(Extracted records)
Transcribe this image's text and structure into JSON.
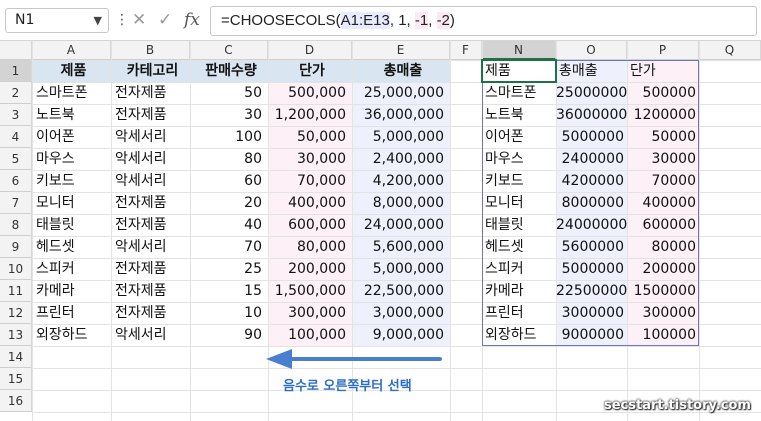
{
  "formula_bar": {
    "name_box": "N1",
    "cancel_icon": "✕",
    "enter_icon": "✓",
    "fx_label": "fx",
    "formula_parts": [
      "=CHOOSECOLS(",
      "A1:E13",
      ", ",
      "1",
      ", ",
      "-1",
      ", ",
      "-2",
      ")"
    ]
  },
  "columns": [
    "A",
    "B",
    "C",
    "D",
    "E",
    "F",
    "N",
    "O",
    "P",
    "Q"
  ],
  "rows": [
    "1",
    "2",
    "3",
    "4",
    "5",
    "6",
    "7",
    "8",
    "9",
    "10",
    "11",
    "12",
    "13",
    "14",
    "15",
    "16"
  ],
  "source_table": [
    [
      "제품",
      "카테고리",
      "판매수량",
      "단가",
      "총매출"
    ],
    [
      "스마트폰",
      "전자제품",
      "50",
      "500,000",
      "25,000,000"
    ],
    [
      "노트북",
      "전자제품",
      "30",
      "1,200,000",
      "36,000,000"
    ],
    [
      "이어폰",
      "악세서리",
      "100",
      "50,000",
      "5,000,000"
    ],
    [
      "마우스",
      "악세서리",
      "80",
      "30,000",
      "2,400,000"
    ],
    [
      "키보드",
      "악세서리",
      "60",
      "70,000",
      "4,200,000"
    ],
    [
      "모니터",
      "전자제품",
      "20",
      "400,000",
      "8,000,000"
    ],
    [
      "태블릿",
      "전자제품",
      "40",
      "600,000",
      "24,000,000"
    ],
    [
      "헤드셋",
      "악세서리",
      "70",
      "80,000",
      "5,600,000"
    ],
    [
      "스피커",
      "전자제품",
      "25",
      "200,000",
      "5,000,000"
    ],
    [
      "카메라",
      "전자제품",
      "15",
      "1,500,000",
      "22,500,000"
    ],
    [
      "프린터",
      "전자제품",
      "10",
      "300,000",
      "3,000,000"
    ],
    [
      "외장하드",
      "악세서리",
      "90",
      "100,000",
      "9,000,000"
    ]
  ],
  "result_table": [
    [
      "제품",
      "총매출",
      "단가"
    ],
    [
      "스마트폰",
      "25000000",
      "500000"
    ],
    [
      "노트북",
      "36000000",
      "1200000"
    ],
    [
      "이어폰",
      "5000000",
      "50000"
    ],
    [
      "마우스",
      "2400000",
      "30000"
    ],
    [
      "키보드",
      "4200000",
      "70000"
    ],
    [
      "모니터",
      "8000000",
      "400000"
    ],
    [
      "태블릿",
      "24000000",
      "600000"
    ],
    [
      "헤드셋",
      "5600000",
      "80000"
    ],
    [
      "스피커",
      "5000000",
      "200000"
    ],
    [
      "카메라",
      "22500000",
      "1500000"
    ],
    [
      "프린터",
      "3000000",
      "300000"
    ],
    [
      "외장하드",
      "9000000",
      "100000"
    ]
  ],
  "annotation": "음수로 오른쪽부터 선택",
  "watermark": "secstart.tistory.com",
  "colors": {
    "header_row_bg": "#d9e5f1",
    "highlight_D": "#fdf0f7",
    "highlight_E": "#eef0fc",
    "spill_border": "#6b74c9",
    "active_cell_border": "#1e7145",
    "annotation": "#2c6eca"
  }
}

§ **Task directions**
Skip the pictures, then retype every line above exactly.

§ **Written answer**
Transcribe this image's text and structure into JSON.
{
  "formula_bar": {
    "name_box": "N1",
    "cancel_icon": "✕",
    "enter_icon": "✓",
    "fx_label": "fx",
    "formula_parts": [
      "=CHOOSECOLS(",
      "A1:E13",
      ", ",
      "1",
      ", ",
      "-1",
      ", ",
      "-2",
      ")"
    ]
  },
  "columns": [
    "A",
    "B",
    "C",
    "D",
    "E",
    "F",
    "N",
    "O",
    "P",
    "Q"
  ],
  "rows": [
    "1",
    "2",
    "3",
    "4",
    "5",
    "6",
    "7",
    "8",
    "9",
    "10",
    "11",
    "12",
    "13",
    "14",
    "15",
    "16"
  ],
  "source_table": [
    [
      "제품",
      "카테고리",
      "판매수량",
      "단가",
      "총매출"
    ],
    [
      "스마트폰",
      "전자제품",
      "50",
      "500,000",
      "25,000,000"
    ],
    [
      "노트북",
      "전자제품",
      "30",
      "1,200,000",
      "36,000,000"
    ],
    [
      "이어폰",
      "악세서리",
      "100",
      "50,000",
      "5,000,000"
    ],
    [
      "마우스",
      "악세서리",
      "80",
      "30,000",
      "2,400,000"
    ],
    [
      "키보드",
      "악세서리",
      "60",
      "70,000",
      "4,200,000"
    ],
    [
      "모니터",
      "전자제품",
      "20",
      "400,000",
      "8,000,000"
    ],
    [
      "태블릿",
      "전자제품",
      "40",
      "600,000",
      "24,000,000"
    ],
    [
      "헤드셋",
      "악세서리",
      "70",
      "80,000",
      "5,600,000"
    ],
    [
      "스피커",
      "전자제품",
      "25",
      "200,000",
      "5,000,000"
    ],
    [
      "카메라",
      "전자제품",
      "15",
      "1,500,000",
      "22,500,000"
    ],
    [
      "프린터",
      "전자제품",
      "10",
      "300,000",
      "3,000,000"
    ],
    [
      "외장하드",
      "악세서리",
      "90",
      "100,000",
      "9,000,000"
    ]
  ],
  "result_table": [
    [
      "제품",
      "총매출",
      "단가"
    ],
    [
      "스마트폰",
      "25000000",
      "500000"
    ],
    [
      "노트북",
      "36000000",
      "1200000"
    ],
    [
      "이어폰",
      "5000000",
      "50000"
    ],
    [
      "마우스",
      "2400000",
      "30000"
    ],
    [
      "키보드",
      "4200000",
      "70000"
    ],
    [
      "모니터",
      "8000000",
      "400000"
    ],
    [
      "태블릿",
      "24000000",
      "600000"
    ],
    [
      "헤드셋",
      "5600000",
      "80000"
    ],
    [
      "스피커",
      "5000000",
      "200000"
    ],
    [
      "카메라",
      "22500000",
      "1500000"
    ],
    [
      "프린터",
      "3000000",
      "300000"
    ],
    [
      "외장하드",
      "9000000",
      "100000"
    ]
  ],
  "annotation": "음수로 오른쪽부터 선택",
  "watermark": "secstart.tistory.com",
  "colors": {
    "header_row_bg": "#d9e5f1",
    "highlight_D": "#fdf0f7",
    "highlight_E": "#eef0fc",
    "spill_border": "#6b74c9",
    "active_cell_border": "#1e7145",
    "annotation": "#2c6eca"
  }
}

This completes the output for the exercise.